Bridging the Gap Between Restorative and Periodontal Dentistry

The longevity of dental restorations plays an important role in public health as it directly affects the need for future dental treatments. Restorative dentistry has drastically changed in the twenty-first century and continues to revolutionize techniques and relevant equipment. Now more than ever, the demand for a ‘pretty smile’ has become a quest across all demographics. As the population ages and life expectancy increases, clinicians today find themselves in the wake of an ever-growing demand for high-quality aesthetic dental treatment. The long-term success of both cosmetic and restorative dentistry is dependent on well-designed restorations and the health of the periodontal tissues. [1] Therefore, a restoration is not solely determined by the quality of work but in a working relationship between both the restorative dentist and periodontist. When concerning the patient’s expectations, diagnosis, and treatment planning, it’s important to develop a plan that incorporates both perspectives.

The Importance of the Perio-Restorative Relationship

The relationship between restorative and periodontal dentistry is dynamic. It requires a working knowledge of both principles for a successful integration. For the restoration to esthetically appear healthy, the gingival tissues must frame the restoration in a natural manner. Restoration design directly affects the periodontium in margin placement, margin adaption, restoration contour and occlusal function.[2] Hence, it is important to eliminate periodontal disease prior to restorative treatment due to a few factors:

  • Gingiva is altered after periodontal treatment.
  • Teeth positioning is continuously altered with periodontal disease.
  • Impressions may be more difficult to obtain with inflamed gingiva.
  • Tooth discomfort inhibits mastication and function.
  • Inflammation of the periodontium restricts the capacity of abutment teeth 2
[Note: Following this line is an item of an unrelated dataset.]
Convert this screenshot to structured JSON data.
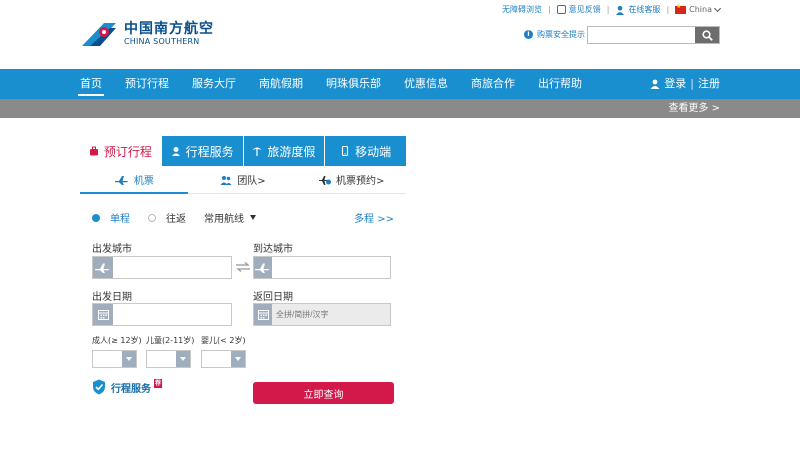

Engaging Patients in Treatment

In most cases, patients tend to be unaware of their periodontal status and how it can limit their restorations. The lack of patient awareness enforces how critical it is for periodontists to detail their assessment and state how the form of the periodontium will be affected. It is not uncommon for patients to approach periodontal appointments with little to no understanding of why they’ve been referred. The process can become overwhelming or confusing when patients feel disengaged with their own treatment. For this reason, communication between clinician and patient should be as seamless and detailed as possible. Incorporating models, 3-d imaging and videos into the esthetic analysis make it easier to engage patients with their diagnosis and treatment plan. These visuals provide a basis of communication when discussing the patient’s expectations and any applicable limitations. Gaining the patient’s confidence throughout the restorative process places value on their involvement and ensures they are aware of the end goal.
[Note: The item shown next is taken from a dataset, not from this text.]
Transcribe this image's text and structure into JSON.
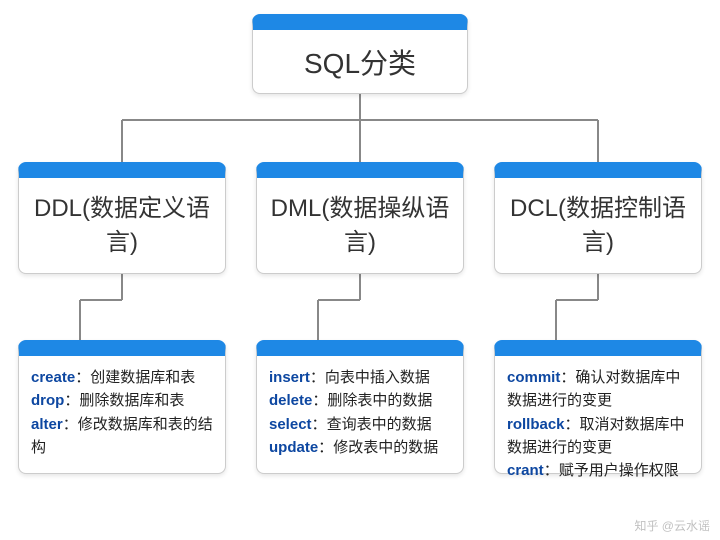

Treatment Considerations: Restorative Margin Placement
Restorations should be critically placed to ensure they are in perfect harmony with the periodontal tissue. To ensure a long-lasting restoration and optimum gingival health, there must be proper margin location of the restoration relative to the alveolar bone. When determining where to place restorative margins relative to the periodontium, it is recommended that the patient’s existing sulcus depth be used as a guideline in assessing the biologic width requirement for the patient. The extension of any restorative margin into the gingival sulcus should be considered a compromise, but esthetic or retention demands often make it necessary. Hence, supragingival margins are preferred over subgingival margins as they are considered a compromise. The marginal fit should be optimal because rough restorations or open margins lead to an accumulation of plaque and bacterial pathogens that are associated with inflammatory periodontal disease.[3] Obtaining a smooth, natural look for dental restorations while providing a seal against bacterial invasion is vital.

Overall, it is essential to incorporate both periodontal and restorative measures for optimizing the best outcome. Maintenance and preservation are the main objectives for restorations. The placement of restorations is critical for maintaining harmony with the surrounding periodontal tissue. With accurate periodontal diagnosis and comprehensive treatment, optimal results and patient satisfaction can be achieved.

 


[1] Reeves J. Periodontal health—challenges in restorative dentistry. National Center for Biotechnology Information. 2014;3(2):73-6.
[2] Sood S, Gupta S. Periodontal-restorative interactions: a review. Indian Journal of Clinical Practice. 2013;23(11):707.
[3] Mansi AR, Deshpande N. Perio-resto interrelationship – a literature review. IOSR Journal of Dental and Medical Sciences. 2015;14(12):38-41.

Author: Carestream Dental Blog Administrator

Carestream Dental provides industry-leading imaging, CAD/CAM, software and practice management solutions for dental and oral health professionals. With more than 100 years of industry experience, Carestream Dental products are used by seven out of 10 practitioners globally and deliver more precise diagnoses, improved workflows and superior patient care. For more information visit www.carestreamdental.com.